- **Assignment**
Search the data for "JSON". Each line containing it is to be copied.

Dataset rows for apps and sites
● ● ● ●

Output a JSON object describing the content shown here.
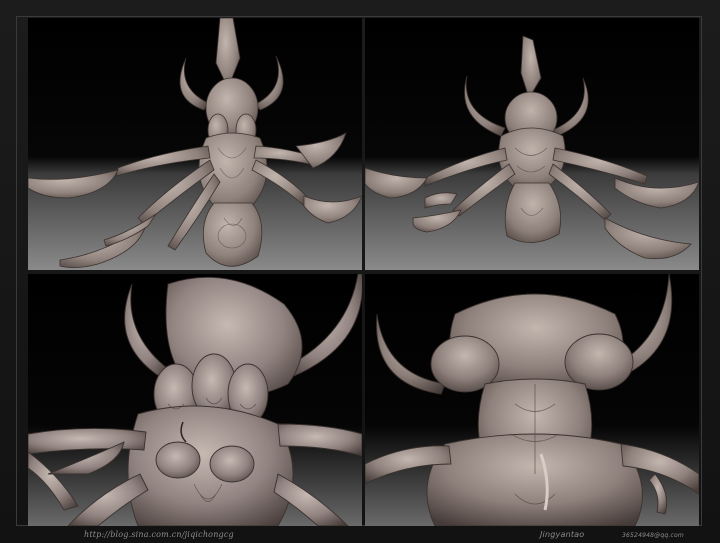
{
  "footer": {
    "url": "http://blog.sina.com.cn/jiqichongcg",
    "author": "Jingyantao",
    "email": "36524948@qq.com"
  },
  "colors": {
    "background": "#161616",
    "sculpt_clay": "#9d8f89",
    "sculpt_shadow": "#4a403c",
    "panel_top": "#000000",
    "panel_floor": "#7f7f7f"
  },
  "panels": [
    {
      "view": "front-full-body"
    },
    {
      "view": "back-full-body"
    },
    {
      "view": "front-close-up"
    },
    {
      "view": "back-close-up"
    }
  ]
}
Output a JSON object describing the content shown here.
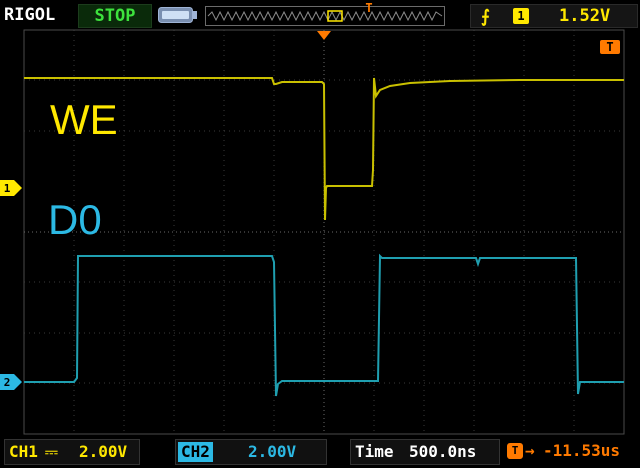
{
  "header": {
    "brand": "RIGOL",
    "run_state": "STOP",
    "trigger": {
      "edge_icon": "rising-edge-icon",
      "source": "1",
      "level": "1.52V"
    }
  },
  "markers": {
    "trigger_top": "T",
    "trigger_right": "T",
    "ch1": "1",
    "ch2": "2"
  },
  "labels": {
    "we": "WE",
    "d0": "D0"
  },
  "footer": {
    "ch1": {
      "label": "CH1",
      "coupling": "⎓",
      "scale": "2.00V"
    },
    "ch2": {
      "label": "CH2",
      "scale": "2.00V"
    },
    "timebase": {
      "label": "Time",
      "value": "500.0ns"
    },
    "trigger_offset": {
      "icon": "T",
      "arrow": "→",
      "value": "-11.53us"
    }
  },
  "colors": {
    "ch1": "#c9c000",
    "ch2": "#1f9fb0",
    "trigger": "#ff7a00",
    "grid": "#3a3a3a"
  }
}
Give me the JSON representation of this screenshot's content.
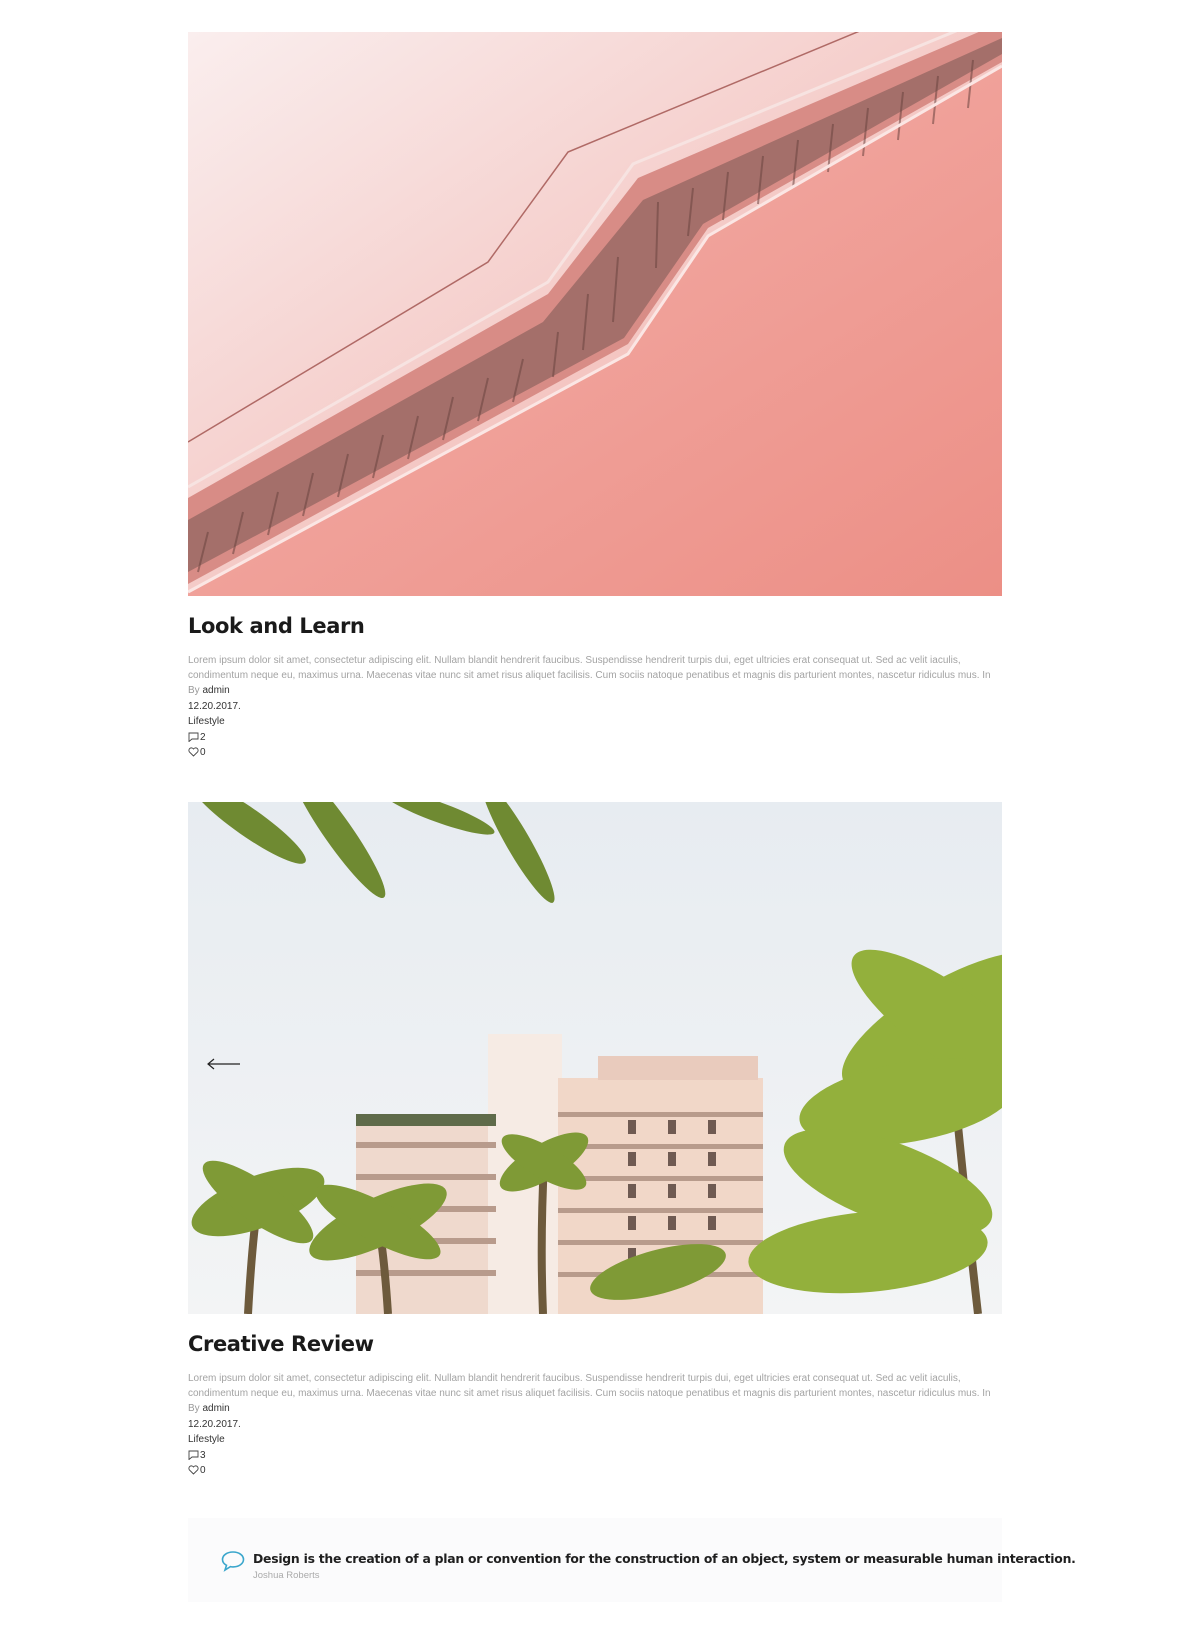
{
  "posts": [
    {
      "title": "Look and Learn",
      "excerpt": "Lorem ipsum dolor sit amet, consectetur adipiscing elit. Nullam blandit hendrerit faucibus. Suspendisse hendrerit turpis dui, eget ultricies erat consequat ut. Sed ac velit iaculis, condimentum neque eu, maximus urna. Maecenas vitae nunc sit amet risus aliquet facilisis. Cum sociis natoque penatibus et magnis dis parturient montes, nascetur ridiculus mus. In facilisis mi sit amet metus sagittis ...",
      "by_label": "By",
      "author": "admin",
      "date": "12.20.2017.",
      "category": "Lifestyle",
      "comments": "2",
      "likes": "0"
    },
    {
      "title": "Creative Review",
      "excerpt": "Lorem ipsum dolor sit amet, consectetur adipiscing elit. Nullam blandit hendrerit faucibus. Suspendisse hendrerit turpis dui, eget ultricies erat consequat ut. Sed ac velit iaculis, condimentum neque eu, maximus urna. Maecenas vitae nunc sit amet risus aliquet facilisis. Cum sociis natoque penatibus et magnis dis parturient montes, nascetur ridiculus mus. In facilisis mi sit amet metus sagittis ...",
      "by_label": "By",
      "author": "admin",
      "date": "12.20.2017.",
      "category": "Lifestyle",
      "comments": "3",
      "likes": "0"
    }
  ],
  "quote": {
    "text": "Design is the creation of a plan or convention for the construction of an object, system or measurable human interaction.",
    "author": "Joshua Roberts"
  },
  "colors": {
    "quote_icon": "#3aa6cc",
    "excerpt": "#a3a3a3",
    "title": "#1a1a1a"
  }
}
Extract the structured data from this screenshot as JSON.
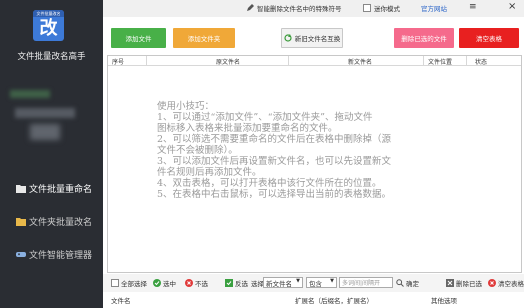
{
  "app": {
    "logo_top": "文件批量改名",
    "logo_char": "改",
    "name": "文件批量改名高手"
  },
  "sidebar": {
    "items": [
      {
        "label": "文件批量重命名",
        "icon": "folder-icon",
        "active": true
      },
      {
        "label": "文件夹批量改名",
        "icon": "folder-icon",
        "active": false
      },
      {
        "label": "文件智能管理器",
        "icon": "gamepad-icon",
        "active": false
      }
    ]
  },
  "topbar": {
    "special_chars": "智能删除文件名中的特殊符号",
    "mini_mode": "迷你模式",
    "official_site": "官方网站",
    "menu_icon": "menu-icon",
    "close_icon": "close-icon"
  },
  "toolbar": {
    "add_file": "添加文件",
    "add_folder": "添加文件夹",
    "new_name_rule": "新旧文件名互换",
    "delete_selected": "删除已选的文件",
    "clear_table": "清空表格"
  },
  "table": {
    "columns": [
      "序号",
      "原文件名",
      "新文件名",
      "文件位置",
      "状态"
    ]
  },
  "tips": [
    "使用小技巧：",
    "1、可以通过“添加文件”、“添加文件夹”、拖动文件",
    "图标移入表格来批量添加要重命名的文件。",
    "2、可以筛选不需要重命名的文件后在表格中删除掉（源",
    "文件不会被删除）。",
    "3、可以添加文件后再设置新文件名，也可以先设置新文",
    "件名规则后再添加文件。",
    "4、双击表格，可以打开表格中该行文件所在的位置。",
    "5、在表格中右击鼠标，可以选择导出当前的表格数据。"
  ],
  "bottombar": {
    "select_all": "全部选择",
    "select": "选中",
    "unselect": "不选",
    "invert": "反选",
    "choose": "选择:",
    "field": "新文件名",
    "match": "包含",
    "regex_placeholder": "多词间|间隔开",
    "ok": "确定",
    "delete_selected": "删除已选",
    "clear_table": "清空表格"
  },
  "bottom_labels": {
    "filename": "文件名",
    "extension": "扩展名（后缀名，扩展名）",
    "other": "其他选项"
  },
  "colors": {
    "sidebar_bg": "#2a2d33",
    "add_file": "#48b048",
    "add_folder": "#f0a838",
    "delete_selected": "#f56a8c",
    "clear_table": "#e82020",
    "site_link": "#2a64c8"
  }
}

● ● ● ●

- **Solved problem**
Output a JSON object describing the content shown here.
Output a JSON object describing the content shown here.
Give me the JSON representation of this screenshot's content.
Extract the structured data from this screenshot as JSON.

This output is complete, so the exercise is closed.